Your employment litigation case will contain many important decisions your legal team and you will have to make. In some cases, you will need to decide whether or not to demand a jury trial. In a recent ruling, the California Supreme Court announced that an employee asserting a common law wrongful termination claim could demand a jury trial for that claim.
The case arose from the alleged acts of whistleblowing carried out by an employee of a transitional care hospital. The employee’s complaints centered on several actions taken by the employer that allegedly harmed patient care quality, like hiring health care professionals who had not obtained the proper licensure or certification, or who “had not properly completed their competencies.”
According to the employee, that reporting led to her suffering several negative consequences at work, ultimately ending with her termination. The employee sued, asserting a claim for wrongful termination (in addition to a statutory claim related to her whistleblowing). The employee made a demand that her trial be held before a jury. The employer argued that the claims the employee made did not permit her to demand a jury trial.

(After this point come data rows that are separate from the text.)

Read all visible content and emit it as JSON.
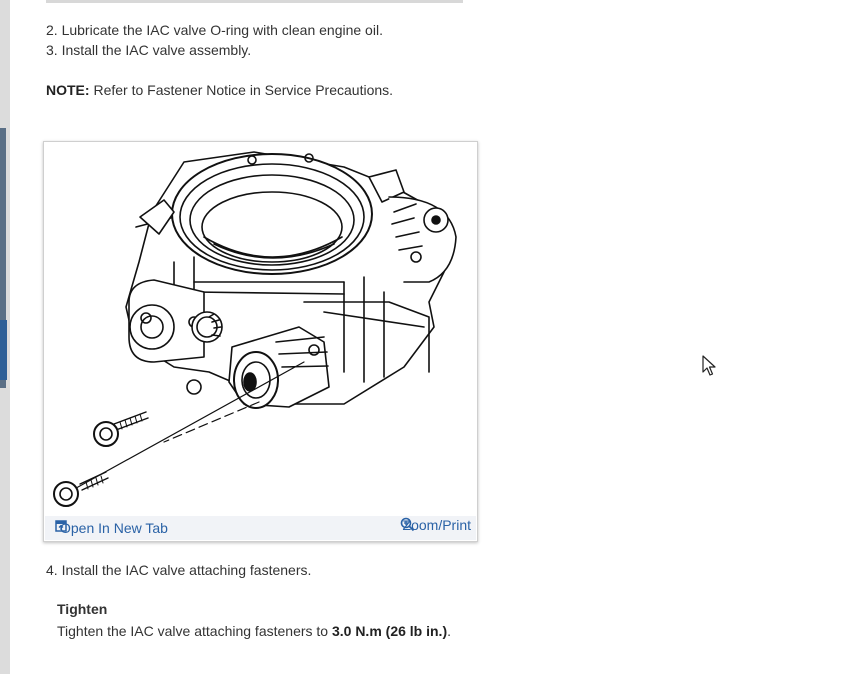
{
  "steps": {
    "step2": "2. Lubricate the IAC valve O-ring with clean engine oil.",
    "step3": "3. Install the IAC valve assembly.",
    "step4": "4. Install the IAC valve attaching fasteners."
  },
  "note": {
    "label": "NOTE:",
    "text": "Refer to Fastener Notice in Service Precautions."
  },
  "figure": {
    "open_label": "Open In New Tab",
    "zoom_label": "Zoom/Print",
    "open_icon": "open-new-tab-icon",
    "zoom_icon": "zoom-magnifier-icon"
  },
  "tighten": {
    "heading": "Tighten",
    "text_before": "Tighten the IAC valve attaching fasteners to ",
    "torque": "3.0 N.m (26 lb in.)",
    "text_after": "."
  },
  "colors": {
    "link": "#2a62a6",
    "text": "#333333",
    "toolbar_bg": "#f1f3f7"
  }
}
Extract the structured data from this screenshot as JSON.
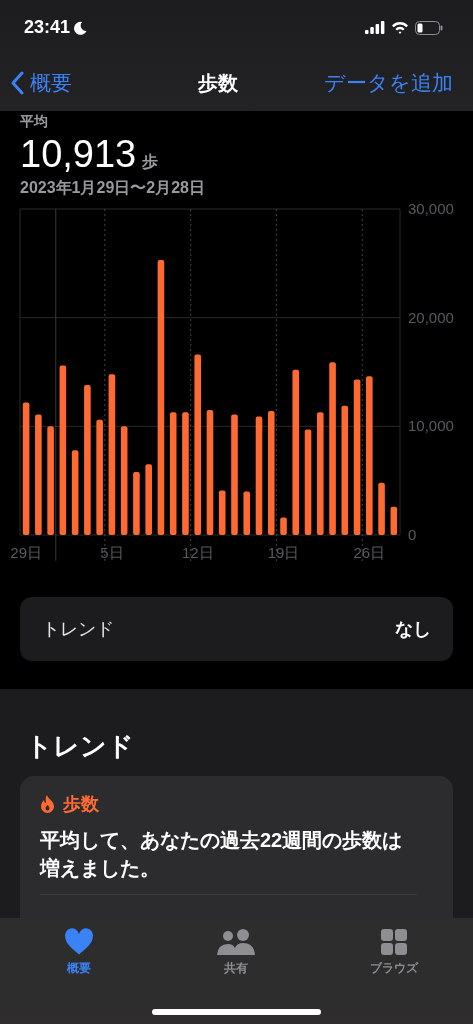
{
  "status_bar": {
    "time": "23:41"
  },
  "nav": {
    "back": "概要",
    "title": "歩数",
    "action": "データを追加"
  },
  "summary": {
    "label": "平均",
    "value": "10,913",
    "unit": "歩",
    "range": "2023年1月29日〜2月28日"
  },
  "chart_data": {
    "type": "bar",
    "values": [
      12200,
      11100,
      10000,
      15600,
      7800,
      13800,
      10600,
      14800,
      10000,
      5800,
      6500,
      25300,
      11300,
      11300,
      16600,
      11500,
      4100,
      11100,
      4000,
      10900,
      11400,
      1600,
      15200,
      9700,
      11300,
      15900,
      11900,
      14300,
      14600,
      4800,
      2600
    ],
    "ylim": [
      0,
      30000
    ],
    "yticks": [
      {
        "value": 0,
        "label": "0"
      },
      {
        "value": 10000,
        "label": "10,000"
      },
      {
        "value": 20000,
        "label": "20,000"
      },
      {
        "value": 30000,
        "label": "30,000"
      }
    ],
    "categories": [
      "29日",
      null,
      null,
      null,
      null,
      null,
      null,
      "5日",
      null,
      null,
      null,
      null,
      null,
      null,
      "12日",
      null,
      null,
      null,
      null,
      null,
      null,
      "19日",
      null,
      null,
      null,
      null,
      null,
      null,
      "26日",
      null,
      null
    ]
  },
  "trend_row": {
    "label": "トレンド",
    "value": "なし"
  },
  "trends": {
    "heading": "トレンド",
    "card": {
      "title": "歩数",
      "text": "平均して、あなたの過去22週間の歩数は増えました。"
    }
  },
  "tab_bar": [
    {
      "label": "概要",
      "selected": true
    },
    {
      "label": "共有",
      "selected": false
    },
    {
      "label": "ブラウズ",
      "selected": false
    }
  ]
}
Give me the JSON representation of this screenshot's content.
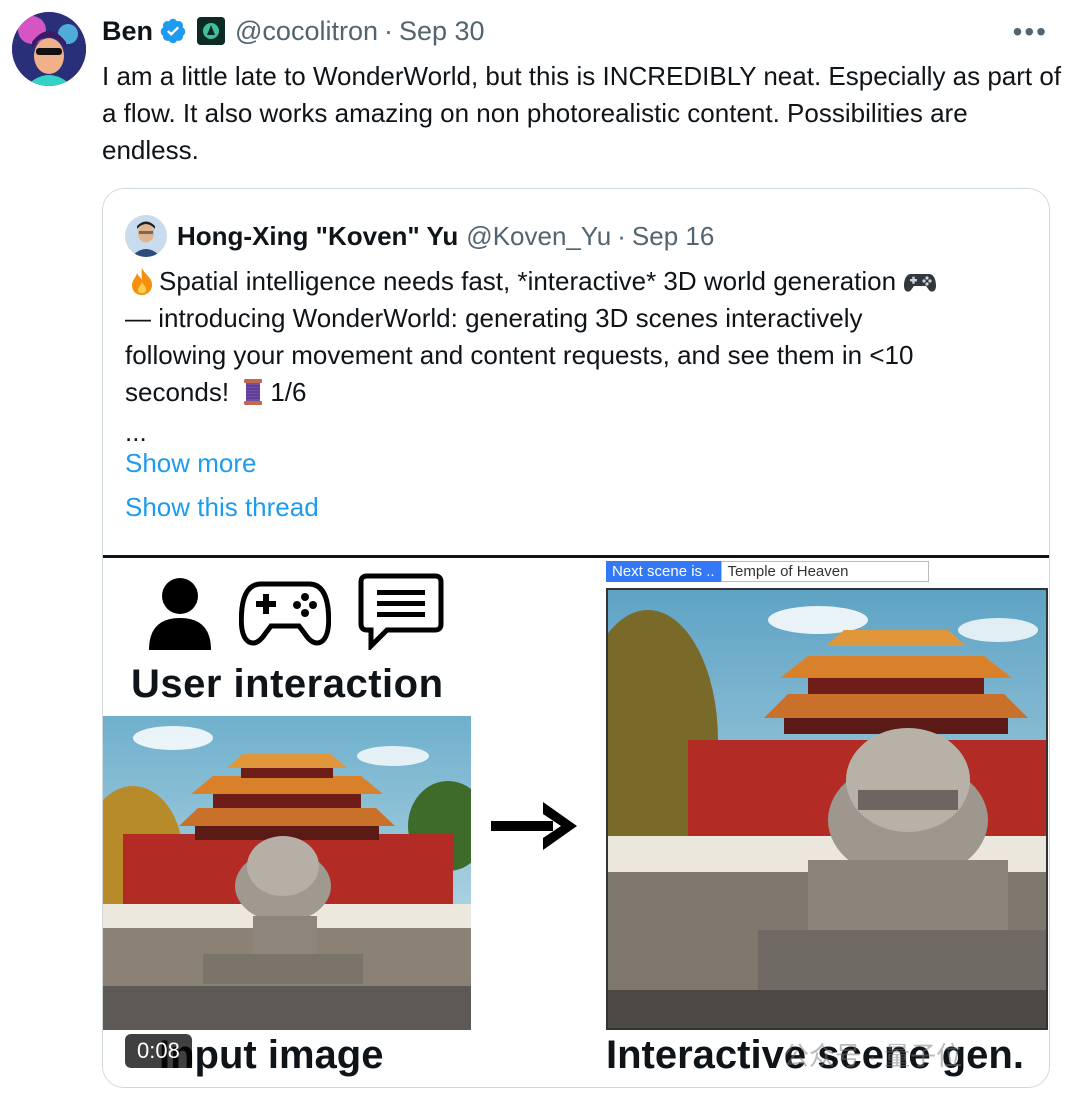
{
  "tweet": {
    "author": "Ben",
    "handle": "@cocolitron",
    "separator": "·",
    "date": "Sep 30",
    "more_label": "•••",
    "text": "I am a little late to WonderWorld, but this is INCREDIBLY neat. Especially as part of a flow. It also works amazing on non photorealistic content. Possibilities are endless."
  },
  "quote": {
    "author": "Hong-Xing \"Koven\" Yu",
    "handle": "@Koven_Yu",
    "separator": "·",
    "date": "Sep 16",
    "line1_a": "Spatial intelligence needs fast, *interactive* 3D world generation",
    "line2": "— introducing WonderWorld: generating 3D scenes interactively",
    "line3": "following your movement and content requests, and see them in <10",
    "line4_a": "seconds!",
    "line4_b": "1/6",
    "ellipsis": "...",
    "show_more": "Show more",
    "show_thread": "Show this thread"
  },
  "media": {
    "user_interaction_label": "User interaction",
    "input_caption": "Input image",
    "gen_caption": "Interactive scene gen.",
    "next_scene_label": "Next scene is ..",
    "next_scene_value": "Temple of Heaven",
    "duration": "0:08",
    "watermark": "公众号 · 量子位"
  },
  "icons": {
    "verified": "verified-badge-icon",
    "more": "more-options-icon",
    "user": "user-icon",
    "gamepad": "gamepad-icon",
    "chat": "chat-bubble-icon",
    "arrow": "arrow-right-icon"
  },
  "colors": {
    "link": "#1d9bf0",
    "verified": "#1d9bf0",
    "secondary_text": "#536471",
    "border": "#cfd9de"
  }
}
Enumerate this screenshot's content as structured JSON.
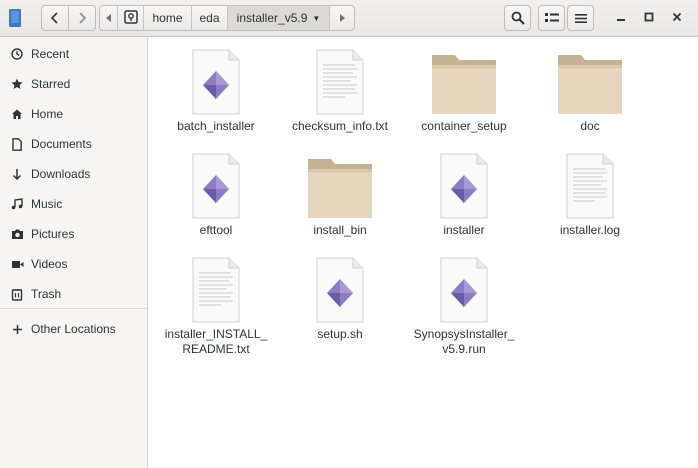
{
  "header": {
    "path": {
      "segments": [
        "home",
        "eda"
      ],
      "current": "installer_v5.9"
    },
    "icons": {
      "back": "chevron-left-icon",
      "forward": "chevron-right-icon",
      "search": "search-icon",
      "view": "list-view-icon",
      "menu": "hamburger-menu-icon"
    }
  },
  "sidebar": {
    "items": [
      {
        "label": "Recent",
        "icon": "clock-icon"
      },
      {
        "label": "Starred",
        "icon": "star-icon"
      },
      {
        "label": "Home",
        "icon": "home-icon"
      },
      {
        "label": "Documents",
        "icon": "document-icon"
      },
      {
        "label": "Downloads",
        "icon": "download-icon"
      },
      {
        "label": "Music",
        "icon": "music-icon"
      },
      {
        "label": "Pictures",
        "icon": "camera-icon"
      },
      {
        "label": "Videos",
        "icon": "video-icon"
      },
      {
        "label": "Trash",
        "icon": "trash-icon"
      }
    ],
    "other": {
      "label": "Other Locations",
      "icon": "plus-icon"
    }
  },
  "files": [
    {
      "name": "batch_installer",
      "type": "executable"
    },
    {
      "name": "checksum_info.txt",
      "type": "text"
    },
    {
      "name": "container_setup",
      "type": "folder"
    },
    {
      "name": "doc",
      "type": "folder"
    },
    {
      "name": "efttool",
      "type": "executable"
    },
    {
      "name": "install_bin",
      "type": "folder"
    },
    {
      "name": "installer",
      "type": "executable"
    },
    {
      "name": "installer.log",
      "type": "text"
    },
    {
      "name": "installer_INSTALL_\nREADME.txt",
      "type": "text"
    },
    {
      "name": "setup.sh",
      "type": "executable"
    },
    {
      "name": "SynopsysInstaller_\nv5.9.run",
      "type": "executable"
    }
  ],
  "colors": {
    "folder": "#d8c8a9",
    "folder_tab": "#c5b293",
    "exec_diamond": "#8e7cc3",
    "exec_diamond_dark": "#6c5ba8"
  }
}
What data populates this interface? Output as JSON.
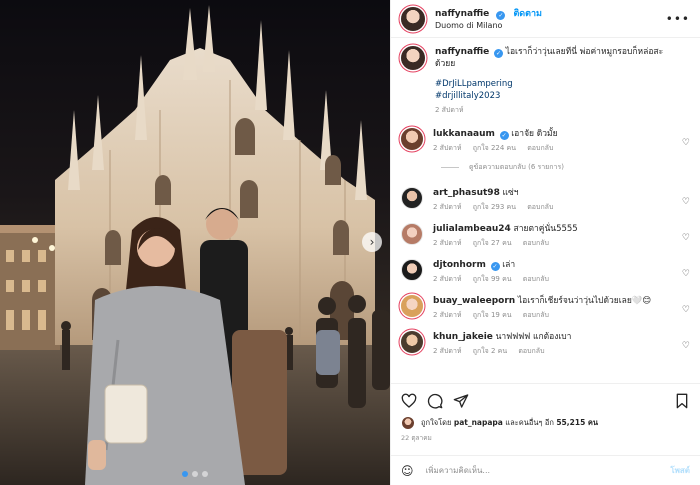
{
  "post": {
    "username": "naffynaffie",
    "follow_label": "ติดตาม",
    "location": "Duomo di Milano",
    "more_label": "•••"
  },
  "caption": {
    "username": "naffynaffie",
    "text": "ไอเราก็ว่าวุ่นเลยทีนี่ พ่อค่าหมูกรอบก็หล่อสะด้วยย",
    "tag1": "#DrJiLLpampering",
    "tag2": "#drjillitaly2023",
    "time": "2 สัปดาห์"
  },
  "comments": [
    {
      "username": "lukkanaaum",
      "verified": true,
      "text": "เอาจัย ดิวมั้ย",
      "time": "2 สัปดาห์",
      "likes": "ถูกใจ 224 คน",
      "reply": "ตอบกลับ"
    },
    {
      "username": "art_phasut98",
      "verified": false,
      "text": "แซ่ฯ",
      "time": "2 สัปดาห์",
      "likes": "ถูกใจ 293 คน",
      "reply": "ตอบกลับ"
    },
    {
      "username": "julialambeau24",
      "verified": false,
      "text": "สายตาคู่นั่น5555",
      "time": "2 สัปดาห์",
      "likes": "ถูกใจ 27 คน",
      "reply": "ตอบกลับ"
    },
    {
      "username": "djtonhorm",
      "verified": true,
      "text": "เล่า",
      "time": "2 สัปดาห์",
      "likes": "ถูกใจ 99 คน",
      "reply": "ตอบกลับ"
    },
    {
      "username": "buay_waleeporn",
      "verified": false,
      "text": "ไอเราก็เชียร์จนว่าวุ่นไปด้วยเลย🤍😊",
      "time": "2 สัปดาห์",
      "likes": "ถูกใจ 19 คน",
      "reply": "ตอบกลับ"
    },
    {
      "username": "khun_jakeie",
      "verified": false,
      "text": "นาฟฟฟฟ แกต้องเบา",
      "time": "2 สัปดาห์",
      "likes": "ถูกใจ 2 คน",
      "reply": "ตอบกลับ"
    }
  ],
  "view_replies": "ดูข้อความตอบกลับ (6 รายการ)",
  "likes_summary": {
    "prefix": "ถูกใจโดย",
    "user": "pat_napapa",
    "suffix": "และคนอื่นๆ อีก",
    "count": "55,215 คน"
  },
  "post_date": "22 ตุลาคม",
  "add_comment": {
    "placeholder": "เพิ่มความคิดเห็น...",
    "post_label": "โพสต์"
  },
  "icons": {
    "like": "heart-icon",
    "comment": "comment-icon",
    "share": "share-icon",
    "save": "bookmark-icon",
    "emoji": "emoji-icon"
  }
}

The trial judge agreed with her employer.
The issue of the employee’s right to demand a jury trial became the source of her appeal. In the appeal, there were two equally important items that the Supreme Court had to decide. One was when a plaintiff can appeal a denial of a jury trial, and the second was whether or not this plaintiff was entitled to a jury trial in this case but not on the statutory claim.
The question of timing is important for many harmed employees who sue. Many injured employees and their legal counsel may decide, for various reasons, that a jury trial gives them a better chance of achieving success. If the law didn’t allow for immediate appeals of denials of jury trials, that result could unfairly force plaintiffs to go through an entire bench trial and then, if the plaintiff loses, appeal the denial and then, if successful on appeal, go through a whole new trial a second time to get the jury trial that she originally demanded. Even if the plaintiff is entitled to a jury trial, such a system may harm her case by eroding valuable time, money, and other of the plaintiff’s limited resources.
Fortunately, the Supreme Court concluded that the law does not force a plaintiff to wait until the end of a bench trial to appeal a denial of a jury trial. This will help injured employees significantly in cases in which the right to a jury trial is in dispute. Additionally, the Supreme Court upheld the Court of Appeal’s ruling that declared that this employee was entitled to demand a jury trial on her common law wrongful termination claim.
For clear advice and skilled representation regarding your wrongful termination case, contact the knowledgeable Oakland employment attorneys at the Law Offices of Stephen M. Fuerch. We have been working for many years to help employees who have lost their employment due to unfair and illegal conduct. For more information regarding how this office can help you, contact us through our website or call our office at (925) 463-1073 to schedule your confidential initial consultation today.
More Blog Posts:
California Appeals Court Revives Producer’s Wrongful Termination Case Against CNN, Oakland Personal Injury Attorney Blog, Jan. 12, 2017
Appeals Court Revives Wrongful Termination Case Brought by California Worker Fired After Suffering Workplace Injury, Oakland Personal Injury Attorney Blog, Feb. 15, 2016